[Provided material — start]

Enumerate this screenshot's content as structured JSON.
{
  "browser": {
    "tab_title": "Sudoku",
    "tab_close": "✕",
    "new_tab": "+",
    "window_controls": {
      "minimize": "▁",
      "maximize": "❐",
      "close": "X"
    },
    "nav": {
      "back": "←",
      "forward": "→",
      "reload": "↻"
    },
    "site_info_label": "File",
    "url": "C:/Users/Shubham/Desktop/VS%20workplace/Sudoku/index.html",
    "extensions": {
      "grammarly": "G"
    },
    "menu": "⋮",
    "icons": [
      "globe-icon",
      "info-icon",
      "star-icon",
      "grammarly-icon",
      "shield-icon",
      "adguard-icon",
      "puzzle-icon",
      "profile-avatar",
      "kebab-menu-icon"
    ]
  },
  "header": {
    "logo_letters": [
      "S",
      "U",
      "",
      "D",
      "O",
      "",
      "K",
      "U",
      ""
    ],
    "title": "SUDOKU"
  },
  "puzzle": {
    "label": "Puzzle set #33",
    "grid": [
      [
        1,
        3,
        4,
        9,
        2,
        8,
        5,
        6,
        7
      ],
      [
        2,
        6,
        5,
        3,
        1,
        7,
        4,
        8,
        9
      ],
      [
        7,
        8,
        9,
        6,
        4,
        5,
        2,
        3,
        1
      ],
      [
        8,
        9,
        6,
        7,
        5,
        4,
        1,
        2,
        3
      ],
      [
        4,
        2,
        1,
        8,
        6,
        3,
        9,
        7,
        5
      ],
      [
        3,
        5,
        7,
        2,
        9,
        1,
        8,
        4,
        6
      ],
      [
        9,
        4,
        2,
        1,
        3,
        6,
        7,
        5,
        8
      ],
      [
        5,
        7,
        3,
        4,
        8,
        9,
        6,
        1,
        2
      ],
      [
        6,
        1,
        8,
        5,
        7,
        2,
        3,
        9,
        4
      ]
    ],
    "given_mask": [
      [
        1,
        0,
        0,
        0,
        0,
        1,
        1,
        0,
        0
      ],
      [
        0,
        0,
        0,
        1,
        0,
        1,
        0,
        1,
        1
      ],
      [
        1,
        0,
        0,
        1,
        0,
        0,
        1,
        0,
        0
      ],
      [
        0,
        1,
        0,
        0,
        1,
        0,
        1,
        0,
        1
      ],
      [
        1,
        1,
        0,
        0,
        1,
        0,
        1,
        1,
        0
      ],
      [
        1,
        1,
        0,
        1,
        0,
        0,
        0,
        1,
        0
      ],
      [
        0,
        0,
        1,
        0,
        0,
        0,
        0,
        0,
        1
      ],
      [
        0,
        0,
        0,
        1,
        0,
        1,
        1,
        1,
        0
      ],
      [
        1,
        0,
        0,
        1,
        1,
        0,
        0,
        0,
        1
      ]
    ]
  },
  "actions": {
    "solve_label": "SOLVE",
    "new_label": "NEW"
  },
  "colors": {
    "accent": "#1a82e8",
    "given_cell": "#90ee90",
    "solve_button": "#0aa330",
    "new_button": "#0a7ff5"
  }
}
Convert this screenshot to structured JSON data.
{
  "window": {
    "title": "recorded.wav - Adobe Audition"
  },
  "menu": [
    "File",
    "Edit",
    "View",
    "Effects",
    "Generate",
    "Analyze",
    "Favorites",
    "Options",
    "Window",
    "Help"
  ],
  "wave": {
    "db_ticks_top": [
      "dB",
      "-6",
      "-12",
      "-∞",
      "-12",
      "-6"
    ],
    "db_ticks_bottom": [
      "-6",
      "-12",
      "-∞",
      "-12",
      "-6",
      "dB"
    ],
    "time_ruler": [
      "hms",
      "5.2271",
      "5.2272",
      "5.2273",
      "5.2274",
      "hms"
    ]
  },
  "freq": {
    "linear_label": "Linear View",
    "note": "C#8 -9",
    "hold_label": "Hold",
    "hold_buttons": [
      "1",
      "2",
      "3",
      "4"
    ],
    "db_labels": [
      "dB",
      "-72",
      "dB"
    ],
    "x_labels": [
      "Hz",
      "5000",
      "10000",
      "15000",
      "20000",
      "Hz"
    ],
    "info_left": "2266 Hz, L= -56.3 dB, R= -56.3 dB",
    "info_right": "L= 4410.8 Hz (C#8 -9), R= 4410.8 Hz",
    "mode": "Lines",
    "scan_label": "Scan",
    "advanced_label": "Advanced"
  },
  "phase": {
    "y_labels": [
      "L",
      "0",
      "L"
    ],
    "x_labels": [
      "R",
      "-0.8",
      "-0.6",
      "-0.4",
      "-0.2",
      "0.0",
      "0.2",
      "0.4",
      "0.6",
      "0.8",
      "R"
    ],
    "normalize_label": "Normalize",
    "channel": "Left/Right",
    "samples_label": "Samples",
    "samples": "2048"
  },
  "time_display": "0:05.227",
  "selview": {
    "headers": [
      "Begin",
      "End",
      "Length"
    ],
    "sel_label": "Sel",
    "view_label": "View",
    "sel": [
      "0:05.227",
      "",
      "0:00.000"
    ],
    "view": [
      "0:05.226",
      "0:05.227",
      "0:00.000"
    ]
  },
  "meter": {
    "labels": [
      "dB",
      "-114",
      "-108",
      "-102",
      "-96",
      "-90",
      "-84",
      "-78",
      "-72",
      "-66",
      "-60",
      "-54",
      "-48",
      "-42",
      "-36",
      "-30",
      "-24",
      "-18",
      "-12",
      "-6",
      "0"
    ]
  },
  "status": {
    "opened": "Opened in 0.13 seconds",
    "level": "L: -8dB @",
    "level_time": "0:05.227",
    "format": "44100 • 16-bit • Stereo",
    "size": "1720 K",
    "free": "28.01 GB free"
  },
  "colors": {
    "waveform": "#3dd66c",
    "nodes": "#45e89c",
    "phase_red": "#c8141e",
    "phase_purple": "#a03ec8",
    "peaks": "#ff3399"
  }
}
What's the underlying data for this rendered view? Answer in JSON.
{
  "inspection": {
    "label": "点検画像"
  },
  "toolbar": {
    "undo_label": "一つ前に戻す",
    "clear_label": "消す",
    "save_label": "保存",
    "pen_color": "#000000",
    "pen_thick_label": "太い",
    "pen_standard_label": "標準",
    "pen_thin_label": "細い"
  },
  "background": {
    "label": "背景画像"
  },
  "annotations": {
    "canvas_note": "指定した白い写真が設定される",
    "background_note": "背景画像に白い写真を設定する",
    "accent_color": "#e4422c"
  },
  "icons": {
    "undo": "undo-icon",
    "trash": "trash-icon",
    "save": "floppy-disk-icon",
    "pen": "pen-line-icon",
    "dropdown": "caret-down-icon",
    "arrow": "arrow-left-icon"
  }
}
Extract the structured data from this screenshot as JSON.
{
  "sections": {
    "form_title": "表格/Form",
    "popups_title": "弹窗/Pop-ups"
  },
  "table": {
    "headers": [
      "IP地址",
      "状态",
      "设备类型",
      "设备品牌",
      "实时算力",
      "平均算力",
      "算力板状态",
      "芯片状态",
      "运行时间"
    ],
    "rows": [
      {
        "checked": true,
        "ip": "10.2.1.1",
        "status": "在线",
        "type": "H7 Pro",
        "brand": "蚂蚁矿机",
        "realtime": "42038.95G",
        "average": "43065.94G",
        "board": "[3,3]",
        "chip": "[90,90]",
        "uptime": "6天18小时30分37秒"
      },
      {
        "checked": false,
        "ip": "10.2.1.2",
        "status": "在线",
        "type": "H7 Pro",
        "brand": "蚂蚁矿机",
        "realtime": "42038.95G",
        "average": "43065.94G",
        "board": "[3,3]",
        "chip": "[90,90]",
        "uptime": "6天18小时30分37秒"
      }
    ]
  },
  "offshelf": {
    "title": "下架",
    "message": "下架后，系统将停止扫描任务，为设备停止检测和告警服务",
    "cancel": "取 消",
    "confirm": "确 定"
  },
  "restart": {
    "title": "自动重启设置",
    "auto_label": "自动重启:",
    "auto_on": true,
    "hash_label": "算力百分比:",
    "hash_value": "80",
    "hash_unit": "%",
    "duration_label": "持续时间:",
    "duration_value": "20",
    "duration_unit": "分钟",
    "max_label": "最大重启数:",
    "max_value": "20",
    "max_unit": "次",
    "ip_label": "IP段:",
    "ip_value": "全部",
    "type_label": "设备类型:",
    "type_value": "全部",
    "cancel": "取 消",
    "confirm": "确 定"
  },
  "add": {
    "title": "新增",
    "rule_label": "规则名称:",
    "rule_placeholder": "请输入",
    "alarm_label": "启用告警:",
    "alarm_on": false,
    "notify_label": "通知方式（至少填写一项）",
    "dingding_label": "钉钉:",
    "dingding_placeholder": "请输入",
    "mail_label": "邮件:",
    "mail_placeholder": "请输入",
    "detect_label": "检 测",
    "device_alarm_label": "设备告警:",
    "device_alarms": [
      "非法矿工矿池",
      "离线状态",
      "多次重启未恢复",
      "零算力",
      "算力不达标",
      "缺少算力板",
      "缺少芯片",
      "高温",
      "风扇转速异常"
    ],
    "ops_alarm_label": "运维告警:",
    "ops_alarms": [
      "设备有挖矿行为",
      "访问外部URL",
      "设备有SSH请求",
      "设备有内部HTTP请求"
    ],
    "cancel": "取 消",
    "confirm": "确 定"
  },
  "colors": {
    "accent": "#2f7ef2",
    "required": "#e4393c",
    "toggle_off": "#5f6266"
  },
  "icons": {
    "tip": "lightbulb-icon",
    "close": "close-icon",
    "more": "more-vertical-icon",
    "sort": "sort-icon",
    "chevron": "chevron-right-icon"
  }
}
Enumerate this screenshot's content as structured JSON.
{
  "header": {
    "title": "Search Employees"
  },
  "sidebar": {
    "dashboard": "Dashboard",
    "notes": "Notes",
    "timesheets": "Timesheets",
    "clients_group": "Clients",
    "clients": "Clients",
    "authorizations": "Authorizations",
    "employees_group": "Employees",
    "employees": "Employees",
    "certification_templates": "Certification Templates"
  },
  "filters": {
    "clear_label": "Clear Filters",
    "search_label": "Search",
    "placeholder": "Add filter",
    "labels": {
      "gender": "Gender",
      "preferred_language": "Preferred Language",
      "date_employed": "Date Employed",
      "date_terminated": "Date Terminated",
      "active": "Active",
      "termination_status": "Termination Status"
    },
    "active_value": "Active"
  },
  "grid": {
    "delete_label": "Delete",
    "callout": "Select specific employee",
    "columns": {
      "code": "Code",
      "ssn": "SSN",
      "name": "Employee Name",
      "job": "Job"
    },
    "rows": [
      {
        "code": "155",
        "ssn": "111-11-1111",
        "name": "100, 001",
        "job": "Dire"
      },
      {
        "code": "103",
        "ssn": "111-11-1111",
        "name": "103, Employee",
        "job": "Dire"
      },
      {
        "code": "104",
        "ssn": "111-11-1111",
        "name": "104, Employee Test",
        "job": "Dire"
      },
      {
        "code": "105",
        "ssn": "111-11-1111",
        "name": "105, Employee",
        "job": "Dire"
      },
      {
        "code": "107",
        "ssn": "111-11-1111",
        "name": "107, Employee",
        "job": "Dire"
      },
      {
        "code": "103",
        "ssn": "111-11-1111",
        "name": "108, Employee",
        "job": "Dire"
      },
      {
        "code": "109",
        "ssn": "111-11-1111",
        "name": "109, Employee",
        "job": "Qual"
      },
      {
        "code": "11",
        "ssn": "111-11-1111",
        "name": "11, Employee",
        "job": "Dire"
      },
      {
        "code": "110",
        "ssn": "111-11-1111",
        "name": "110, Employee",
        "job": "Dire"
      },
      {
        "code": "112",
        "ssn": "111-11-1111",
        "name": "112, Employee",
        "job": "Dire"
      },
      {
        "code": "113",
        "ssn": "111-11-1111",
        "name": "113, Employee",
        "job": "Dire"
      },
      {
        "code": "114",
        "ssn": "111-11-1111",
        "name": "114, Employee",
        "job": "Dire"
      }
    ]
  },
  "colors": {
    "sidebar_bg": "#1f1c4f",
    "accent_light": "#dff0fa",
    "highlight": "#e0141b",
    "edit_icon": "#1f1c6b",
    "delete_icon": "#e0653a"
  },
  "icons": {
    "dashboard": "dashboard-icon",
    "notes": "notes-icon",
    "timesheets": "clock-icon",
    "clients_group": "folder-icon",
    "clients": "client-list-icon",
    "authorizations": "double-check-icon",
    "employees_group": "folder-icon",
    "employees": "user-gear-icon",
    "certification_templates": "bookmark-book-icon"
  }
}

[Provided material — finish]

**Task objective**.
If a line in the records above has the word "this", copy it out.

**Finished exercise**.
Enumerate this screenshot's content as structured JSON.
Convert this screenshot to structured JSON data.
What's the underlying data for this rendered view? Answer in JSON.
Extract the structured data from this screenshot as JSON.
Enumerate this screenshot's content as structured JSON.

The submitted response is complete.